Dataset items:
# # #
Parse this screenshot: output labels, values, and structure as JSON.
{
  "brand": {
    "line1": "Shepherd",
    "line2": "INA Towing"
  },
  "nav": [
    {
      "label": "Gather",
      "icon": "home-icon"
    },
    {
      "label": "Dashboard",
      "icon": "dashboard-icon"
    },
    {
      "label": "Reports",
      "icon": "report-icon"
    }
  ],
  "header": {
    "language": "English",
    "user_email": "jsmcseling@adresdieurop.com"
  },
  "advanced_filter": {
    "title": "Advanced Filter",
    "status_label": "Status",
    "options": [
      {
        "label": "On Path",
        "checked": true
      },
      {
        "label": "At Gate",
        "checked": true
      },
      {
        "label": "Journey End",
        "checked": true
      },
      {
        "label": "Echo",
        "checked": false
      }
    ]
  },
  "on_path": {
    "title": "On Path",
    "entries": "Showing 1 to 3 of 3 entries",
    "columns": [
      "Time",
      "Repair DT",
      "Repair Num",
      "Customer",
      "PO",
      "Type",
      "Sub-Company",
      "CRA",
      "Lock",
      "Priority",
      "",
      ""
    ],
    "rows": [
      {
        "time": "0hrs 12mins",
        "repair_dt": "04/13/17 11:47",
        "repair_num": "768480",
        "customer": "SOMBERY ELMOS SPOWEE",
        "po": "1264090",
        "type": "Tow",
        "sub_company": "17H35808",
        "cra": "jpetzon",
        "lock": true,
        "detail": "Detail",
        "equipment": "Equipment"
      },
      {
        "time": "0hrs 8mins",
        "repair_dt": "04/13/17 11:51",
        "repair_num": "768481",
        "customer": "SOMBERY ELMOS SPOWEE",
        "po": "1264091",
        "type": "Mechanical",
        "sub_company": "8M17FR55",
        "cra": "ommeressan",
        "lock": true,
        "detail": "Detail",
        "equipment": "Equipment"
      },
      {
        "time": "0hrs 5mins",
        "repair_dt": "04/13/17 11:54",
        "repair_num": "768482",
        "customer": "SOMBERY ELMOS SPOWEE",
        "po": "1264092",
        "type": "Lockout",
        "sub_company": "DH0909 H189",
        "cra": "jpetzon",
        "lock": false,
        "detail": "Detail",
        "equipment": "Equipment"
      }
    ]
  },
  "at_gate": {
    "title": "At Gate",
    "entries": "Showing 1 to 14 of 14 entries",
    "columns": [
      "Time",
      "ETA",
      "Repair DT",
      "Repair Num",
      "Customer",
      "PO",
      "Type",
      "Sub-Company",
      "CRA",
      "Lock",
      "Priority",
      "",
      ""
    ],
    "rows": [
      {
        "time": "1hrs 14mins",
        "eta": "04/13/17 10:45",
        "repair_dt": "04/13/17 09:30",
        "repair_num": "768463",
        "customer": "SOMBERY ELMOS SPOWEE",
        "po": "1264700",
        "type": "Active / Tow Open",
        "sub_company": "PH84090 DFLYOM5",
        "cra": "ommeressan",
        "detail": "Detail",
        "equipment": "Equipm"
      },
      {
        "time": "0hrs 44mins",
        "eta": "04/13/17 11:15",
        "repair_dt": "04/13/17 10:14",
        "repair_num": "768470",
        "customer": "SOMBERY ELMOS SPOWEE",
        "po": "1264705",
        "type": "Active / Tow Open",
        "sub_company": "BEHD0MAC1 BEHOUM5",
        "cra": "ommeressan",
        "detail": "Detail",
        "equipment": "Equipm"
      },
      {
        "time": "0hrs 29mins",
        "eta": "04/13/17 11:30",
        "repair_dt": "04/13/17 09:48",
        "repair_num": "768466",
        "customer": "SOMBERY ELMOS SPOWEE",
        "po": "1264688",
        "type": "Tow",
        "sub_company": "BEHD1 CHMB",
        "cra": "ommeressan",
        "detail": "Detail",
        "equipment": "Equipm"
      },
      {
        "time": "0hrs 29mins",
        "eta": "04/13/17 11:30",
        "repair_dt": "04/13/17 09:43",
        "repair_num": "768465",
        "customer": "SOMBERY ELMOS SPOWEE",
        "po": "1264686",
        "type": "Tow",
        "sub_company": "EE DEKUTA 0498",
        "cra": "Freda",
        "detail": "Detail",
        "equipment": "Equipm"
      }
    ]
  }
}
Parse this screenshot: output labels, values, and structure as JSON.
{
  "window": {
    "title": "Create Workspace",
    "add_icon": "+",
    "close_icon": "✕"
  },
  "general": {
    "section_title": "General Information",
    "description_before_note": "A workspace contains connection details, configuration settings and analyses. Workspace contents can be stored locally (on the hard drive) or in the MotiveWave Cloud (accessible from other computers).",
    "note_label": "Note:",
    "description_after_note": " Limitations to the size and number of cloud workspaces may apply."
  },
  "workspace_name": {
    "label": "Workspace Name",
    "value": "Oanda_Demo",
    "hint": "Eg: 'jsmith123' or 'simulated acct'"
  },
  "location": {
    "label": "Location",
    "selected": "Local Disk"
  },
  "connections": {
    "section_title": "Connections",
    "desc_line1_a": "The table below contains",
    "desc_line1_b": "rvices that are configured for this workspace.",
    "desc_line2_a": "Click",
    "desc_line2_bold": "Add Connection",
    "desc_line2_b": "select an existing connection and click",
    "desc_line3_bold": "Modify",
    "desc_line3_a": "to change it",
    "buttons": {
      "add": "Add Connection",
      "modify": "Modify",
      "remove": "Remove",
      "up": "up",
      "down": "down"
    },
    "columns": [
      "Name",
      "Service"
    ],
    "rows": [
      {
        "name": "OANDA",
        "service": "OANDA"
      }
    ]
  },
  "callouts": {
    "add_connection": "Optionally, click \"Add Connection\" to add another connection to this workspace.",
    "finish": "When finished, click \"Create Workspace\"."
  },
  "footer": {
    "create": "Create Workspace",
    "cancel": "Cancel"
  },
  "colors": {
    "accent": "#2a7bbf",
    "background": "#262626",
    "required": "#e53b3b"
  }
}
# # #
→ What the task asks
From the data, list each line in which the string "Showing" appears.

→ Solution for this exercise
    "entries": "Showing 1 to 3 of 3 entries",
    "entries": "Showing 1 to 14 of 14 entries",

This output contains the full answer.